**What is required**
Repeat the records word for word, excluding any picture.

**Available records**
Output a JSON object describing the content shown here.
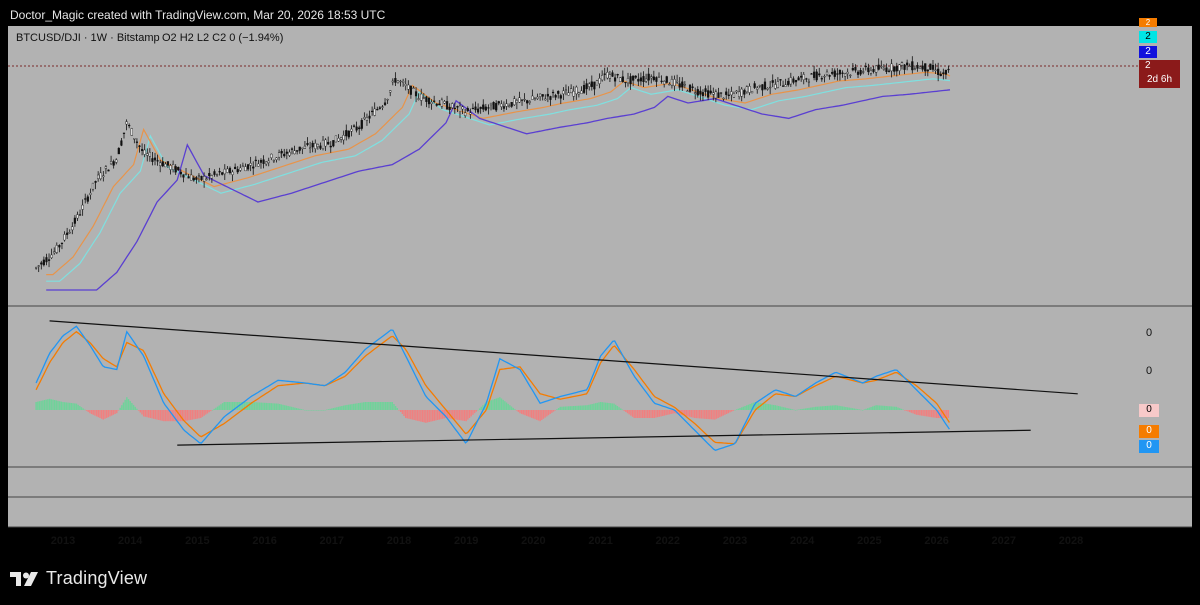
{
  "header": {
    "credit": "Doctor_Magic created with TradingView.com, Mar 20, 2026 18:53 UTC"
  },
  "legend": {
    "symbol": "BTCUSD/DJI · 1W · Bitstamp",
    "ohlc": "O2  H2  L2  C2  0 (−1.94%)"
  },
  "price_scale": {
    "tags": [
      {
        "text": "2",
        "color": "#f57c00",
        "text_color": "#ffffff"
      },
      {
        "text": "2",
        "color": "#00e5e5",
        "text_color": "#000000"
      },
      {
        "text": "2",
        "color": "#1111dd",
        "text_color": "#ffffff"
      },
      {
        "text": "2",
        "color": "#8b1a1a",
        "text_color": "#ffffff"
      },
      {
        "text": "2d 6h",
        "color": "#8b1a1a",
        "text_color": "#ffffff"
      }
    ]
  },
  "oscillator_scale": {
    "labels": [
      "0",
      "0"
    ],
    "tags": [
      {
        "text": "0",
        "color": "#f7c9c9",
        "text_color": "#000000"
      },
      {
        "text": "0",
        "color": "#f57c00",
        "text_color": "#ffffff"
      },
      {
        "text": "0",
        "color": "#2196f3",
        "text_color": "#ffffff"
      }
    ]
  },
  "time_axis": {
    "labels": [
      "2013",
      "2014",
      "2015",
      "2016",
      "2017",
      "2018",
      "2019",
      "2020",
      "2021",
      "2022",
      "2023",
      "2024",
      "2025",
      "2026",
      "2027",
      "2028"
    ]
  },
  "footer": {
    "brand": "TradingView"
  },
  "colors": {
    "chart_background": "#b2b2b2",
    "candle": "#111111",
    "ma_purple": "#5a3fd1",
    "ma_orange": "#e8944a",
    "ma_cyan": "#7fe0e0",
    "osc_blue": "#2196f3",
    "osc_orange": "#f57c00",
    "hist_positive": "#6fd39a",
    "hist_negative": "#f08080",
    "trendline": "#111111"
  },
  "chart_data": {
    "type": "line",
    "title": "BTCUSD/DJI · 1W · Bitstamp",
    "x_ticks": [
      "2013",
      "2014",
      "2015",
      "2016",
      "2017",
      "2018",
      "2019",
      "2020",
      "2021",
      "2022",
      "2023",
      "2024",
      "2025",
      "2026",
      "2027",
      "2028"
    ],
    "panes": [
      "price",
      "oscillator"
    ],
    "price_series": {
      "x": [
        2012.6,
        2012.9,
        2013.2,
        2013.5,
        2013.8,
        2013.95,
        2014.2,
        2014.6,
        2015.0,
        2015.5,
        2016.0,
        2016.5,
        2017.0,
        2017.4,
        2017.8,
        2017.95,
        2018.3,
        2018.7,
        2019.0,
        2019.5,
        2019.9,
        2020.2,
        2020.6,
        2020.9,
        2021.1,
        2021.4,
        2021.8,
        2022.1,
        2022.5,
        2022.9,
        2023.3,
        2023.7,
        2024.0,
        2024.3,
        2024.7,
        2025.0,
        2025.3,
        2025.6,
        2025.9,
        2026.1,
        2026.2
      ],
      "values_note": "relative price level, 0 = pane bottom, 100 = pane top",
      "values": [
        10,
        18,
        32,
        50,
        60,
        76,
        62,
        56,
        50,
        54,
        59,
        64,
        67,
        74,
        86,
        96,
        88,
        84,
        81,
        84,
        86,
        88,
        90,
        93,
        98,
        95,
        97,
        94,
        90,
        88,
        92,
        94,
        96,
        98,
        99,
        100,
        101,
        102,
        101,
        98,
        99
      ]
    },
    "oscillator": {
      "x": [
        2012.6,
        2012.8,
        2013.0,
        2013.2,
        2013.4,
        2013.6,
        2013.8,
        2013.95,
        2014.2,
        2014.5,
        2014.8,
        2015.05,
        2015.4,
        2015.8,
        2016.2,
        2016.6,
        2016.9,
        2017.2,
        2017.5,
        2017.9,
        2018.1,
        2018.4,
        2018.7,
        2019.0,
        2019.3,
        2019.5,
        2019.8,
        2020.1,
        2020.4,
        2020.8,
        2021.0,
        2021.2,
        2021.5,
        2021.8,
        2022.1,
        2022.4,
        2022.7,
        2023.0,
        2023.3,
        2023.6,
        2023.9,
        2024.2,
        2024.5,
        2024.9,
        2025.1,
        2025.4,
        2025.7,
        2026.0,
        2026.2
      ],
      "blue": [
        20,
        42,
        55,
        62,
        48,
        32,
        30,
        58,
        40,
        5,
        -15,
        -25,
        -5,
        10,
        22,
        20,
        18,
        28,
        45,
        60,
        40,
        10,
        -5,
        -25,
        5,
        38,
        30,
        5,
        10,
        15,
        40,
        52,
        25,
        5,
        0,
        -15,
        -30,
        -25,
        5,
        15,
        10,
        20,
        28,
        20,
        25,
        30,
        15,
        0,
        -15
      ],
      "orange": [
        15,
        35,
        50,
        58,
        50,
        38,
        32,
        50,
        44,
        12,
        -8,
        -20,
        -10,
        5,
        18,
        20,
        18,
        25,
        40,
        55,
        45,
        18,
        0,
        -18,
        0,
        30,
        32,
        12,
        8,
        12,
        35,
        48,
        30,
        10,
        2,
        -10,
        -24,
        -25,
        0,
        12,
        10,
        18,
        25,
        20,
        22,
        28,
        18,
        5,
        -10
      ]
    },
    "trendlines": [
      {
        "name": "upper",
        "from": [
          2012.8,
          66
        ],
        "to": [
          2028.1,
          12
        ]
      },
      {
        "name": "lower",
        "from": [
          2014.7,
          -26
        ],
        "to": [
          2027.4,
          -15
        ]
      }
    ]
  }
}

**Solution for this problem**
Output a JSON object describing the content shown here.
{
  "header": {
    "credit": "Doctor_Magic created with TradingView.com, Mar 20, 2026 18:53 UTC"
  },
  "legend": {
    "symbol": "BTCUSD/DJI · 1W · Bitstamp",
    "ohlc": "O2  H2  L2  C2  0 (−1.94%)"
  },
  "price_scale": {
    "tags": [
      {
        "text": "2",
        "color": "#f57c00",
        "text_color": "#ffffff"
      },
      {
        "text": "2",
        "color": "#00e5e5",
        "text_color": "#000000"
      },
      {
        "text": "2",
        "color": "#1111dd",
        "text_color": "#ffffff"
      },
      {
        "text": "2",
        "color": "#8b1a1a",
        "text_color": "#ffffff"
      },
      {
        "text": "2d 6h",
        "color": "#8b1a1a",
        "text_color": "#ffffff"
      }
    ]
  },
  "oscillator_scale": {
    "labels": [
      "0",
      "0"
    ],
    "tags": [
      {
        "text": "0",
        "color": "#f7c9c9",
        "text_color": "#000000"
      },
      {
        "text": "0",
        "color": "#f57c00",
        "text_color": "#ffffff"
      },
      {
        "text": "0",
        "color": "#2196f3",
        "text_color": "#ffffff"
      }
    ]
  },
  "time_axis": {
    "labels": [
      "2013",
      "2014",
      "2015",
      "2016",
      "2017",
      "2018",
      "2019",
      "2020",
      "2021",
      "2022",
      "2023",
      "2024",
      "2025",
      "2026",
      "2027",
      "2028"
    ]
  },
  "footer": {
    "brand": "TradingView"
  },
  "colors": {
    "chart_background": "#b2b2b2",
    "candle": "#111111",
    "ma_purple": "#5a3fd1",
    "ma_orange": "#e8944a",
    "ma_cyan": "#7fe0e0",
    "osc_blue": "#2196f3",
    "osc_orange": "#f57c00",
    "hist_positive": "#6fd39a",
    "hist_negative": "#f08080",
    "trendline": "#111111"
  },
  "chart_data": {
    "type": "line",
    "title": "BTCUSD/DJI · 1W · Bitstamp",
    "x_ticks": [
      "2013",
      "2014",
      "2015",
      "2016",
      "2017",
      "2018",
      "2019",
      "2020",
      "2021",
      "2022",
      "2023",
      "2024",
      "2025",
      "2026",
      "2027",
      "2028"
    ],
    "panes": [
      "price",
      "oscillator"
    ],
    "price_series": {
      "x": [
        2012.6,
        2012.9,
        2013.2,
        2013.5,
        2013.8,
        2013.95,
        2014.2,
        2014.6,
        2015.0,
        2015.5,
        2016.0,
        2016.5,
        2017.0,
        2017.4,
        2017.8,
        2017.95,
        2018.3,
        2018.7,
        2019.0,
        2019.5,
        2019.9,
        2020.2,
        2020.6,
        2020.9,
        2021.1,
        2021.4,
        2021.8,
        2022.1,
        2022.5,
        2022.9,
        2023.3,
        2023.7,
        2024.0,
        2024.3,
        2024.7,
        2025.0,
        2025.3,
        2025.6,
        2025.9,
        2026.1,
        2026.2
      ],
      "values_note": "relative price level, 0 = pane bottom, 100 = pane top",
      "values": [
        10,
        18,
        32,
        50,
        60,
        76,
        62,
        56,
        50,
        54,
        59,
        64,
        67,
        74,
        86,
        96,
        88,
        84,
        81,
        84,
        86,
        88,
        90,
        93,
        98,
        95,
        97,
        94,
        90,
        88,
        92,
        94,
        96,
        98,
        99,
        100,
        101,
        102,
        101,
        98,
        99
      ]
    },
    "oscillator": {
      "x": [
        2012.6,
        2012.8,
        2013.0,
        2013.2,
        2013.4,
        2013.6,
        2013.8,
        2013.95,
        2014.2,
        2014.5,
        2014.8,
        2015.05,
        2015.4,
        2015.8,
        2016.2,
        2016.6,
        2016.9,
        2017.2,
        2017.5,
        2017.9,
        2018.1,
        2018.4,
        2018.7,
        2019.0,
        2019.3,
        2019.5,
        2019.8,
        2020.1,
        2020.4,
        2020.8,
        2021.0,
        2021.2,
        2021.5,
        2021.8,
        2022.1,
        2022.4,
        2022.7,
        2023.0,
        2023.3,
        2023.6,
        2023.9,
        2024.2,
        2024.5,
        2024.9,
        2025.1,
        2025.4,
        2025.7,
        2026.0,
        2026.2
      ],
      "blue": [
        20,
        42,
        55,
        62,
        48,
        32,
        30,
        58,
        40,
        5,
        -15,
        -25,
        -5,
        10,
        22,
        20,
        18,
        28,
        45,
        60,
        40,
        10,
        -5,
        -25,
        5,
        38,
        30,
        5,
        10,
        15,
        40,
        52,
        25,
        5,
        0,
        -15,
        -30,
        -25,
        5,
        15,
        10,
        20,
        28,
        20,
        25,
        30,
        15,
        0,
        -15
      ],
      "orange": [
        15,
        35,
        50,
        58,
        50,
        38,
        32,
        50,
        44,
        12,
        -8,
        -20,
        -10,
        5,
        18,
        20,
        18,
        25,
        40,
        55,
        45,
        18,
        0,
        -18,
        0,
        30,
        32,
        12,
        8,
        12,
        35,
        48,
        30,
        10,
        2,
        -10,
        -24,
        -25,
        0,
        12,
        10,
        18,
        25,
        20,
        22,
        28,
        18,
        5,
        -10
      ]
    },
    "trendlines": [
      {
        "name": "upper",
        "from": [
          2012.8,
          66
        ],
        "to": [
          2028.1,
          12
        ]
      },
      {
        "name": "lower",
        "from": [
          2014.7,
          -26
        ],
        "to": [
          2027.4,
          -15
        ]
      }
    ]
  }
}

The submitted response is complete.